An isolated environment helps ensure that CI testing doesn’t interfere with the work of others. Isolation also ensures that failures are related either to the CI process itself, or problems in the code you’ve modified within version control. Build or migration failures within the CI process should not be caused because someone was mistakenly reading data from the CI database or attempting to run code manually against the CI database. These types of false negatives will not help you improve your CI process or the quality of your code.

Choose a CI server

While it is possible to build your own CI server process, it’s a lot of work. Unless you have specialized requirements, it will likely be easier to take advantage of an established CI Server such as Jenkins, AWS DeveloperTools, TeamCity, or Azure DevOps.

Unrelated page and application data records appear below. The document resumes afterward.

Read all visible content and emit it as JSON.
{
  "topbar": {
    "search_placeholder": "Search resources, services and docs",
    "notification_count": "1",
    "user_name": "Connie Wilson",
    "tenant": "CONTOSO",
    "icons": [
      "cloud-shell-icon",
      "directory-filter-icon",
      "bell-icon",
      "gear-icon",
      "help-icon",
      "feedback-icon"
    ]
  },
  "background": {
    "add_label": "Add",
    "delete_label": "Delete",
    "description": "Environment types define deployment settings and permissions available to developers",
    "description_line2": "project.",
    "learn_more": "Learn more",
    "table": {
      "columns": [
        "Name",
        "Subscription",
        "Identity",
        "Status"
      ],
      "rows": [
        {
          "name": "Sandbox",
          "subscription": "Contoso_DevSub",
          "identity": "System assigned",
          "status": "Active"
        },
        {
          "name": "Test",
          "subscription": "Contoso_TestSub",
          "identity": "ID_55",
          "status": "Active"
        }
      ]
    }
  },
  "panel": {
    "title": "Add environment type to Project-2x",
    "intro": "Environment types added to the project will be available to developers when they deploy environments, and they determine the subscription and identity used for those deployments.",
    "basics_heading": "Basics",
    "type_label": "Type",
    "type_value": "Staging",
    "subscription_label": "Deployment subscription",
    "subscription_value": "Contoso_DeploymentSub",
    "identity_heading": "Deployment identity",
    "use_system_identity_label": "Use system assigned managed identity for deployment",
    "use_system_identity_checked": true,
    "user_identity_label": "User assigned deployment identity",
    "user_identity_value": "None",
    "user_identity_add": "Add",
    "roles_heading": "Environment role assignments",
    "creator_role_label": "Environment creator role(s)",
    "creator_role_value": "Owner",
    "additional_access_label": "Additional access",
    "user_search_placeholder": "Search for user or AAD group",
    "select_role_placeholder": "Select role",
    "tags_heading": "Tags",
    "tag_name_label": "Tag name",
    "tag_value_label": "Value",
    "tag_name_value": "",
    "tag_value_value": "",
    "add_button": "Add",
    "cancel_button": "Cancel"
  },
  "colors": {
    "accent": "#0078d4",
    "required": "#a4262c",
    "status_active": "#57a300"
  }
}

Each of these CI servers offers specialist functionality that that may make one of them more attractive than another, within your environment. Plan for an evaluation period to test two or more of these servers in order to identify the one that works best for you.

At a minimum, your CI Server process should:

  • Integrate with your version control environment – including the ability to deal with labels, branching and versions
  • Allow granular control over the workflow that determines how the database is built – the order in which actions occur, and the ability to add additional functions such as calls to tests
  • Maintain a record of builds – in order to know the success or failure of any given run
  • Offer connectivity to email and other alerting mechanisms – so that when the process is fully automated, you can get reports on the successful or unsuccessful builds

Build a testing framework

Every time a developer commits a database change to the VCS, we will want to trigger a database CI process that performs a build and runs a small suite of tests to ensure the basic behavior of the database structure and code. For our nightly integration builds, we’ll run more extensive integration and acceptance tests with a realistic data load. These tests need to relay information back to the build server; probably via NUnit-style XML output, which any modern CI solution can understand.

Depending on the DBMS you’re using and the language in which you’re programming, you may have varying levels of testing frameworks available. Research your DBMS to track these down.

Employ a bug-tracking, workflow, and messaging system

Failed builds and integrations must be written to issue tracking system with as much detail as possible regarding the potential cause. The issue tracking system should be closely integrated with a VCS, and an associated workflow system, such as that available through Azure DevOps, to allow the team to manage and assign issues quickly and efficiently.

For example, we should never issue further commits on a broken build, for reasons we discussed earlier in this article, so a typical workflow might, in response to a failed build, put the VCS into a “locked” state that will prevent checking in any more work. The issue will be assigned to a developer, whose task is to check in a fix that resolves the issue as quickly as possible and returns the VCS to an “unlocked” state. The team will also need a developer messaging system such as Slack or Gitter, to receive instant notification of build issues.


The ability to automate testing early in your development process clearly applies as much to databases as it does any other code or architecture within your system. To make this happen, you will have to get your database into a source control system and create the automation necessary to leverage that system. However, as we’ve shown here, these various processes can be put together in support of your needs for your own Continuous Integration process, even on your databases.

NOTE:  If you like this, you may also be interested in Why is database continuous integration important?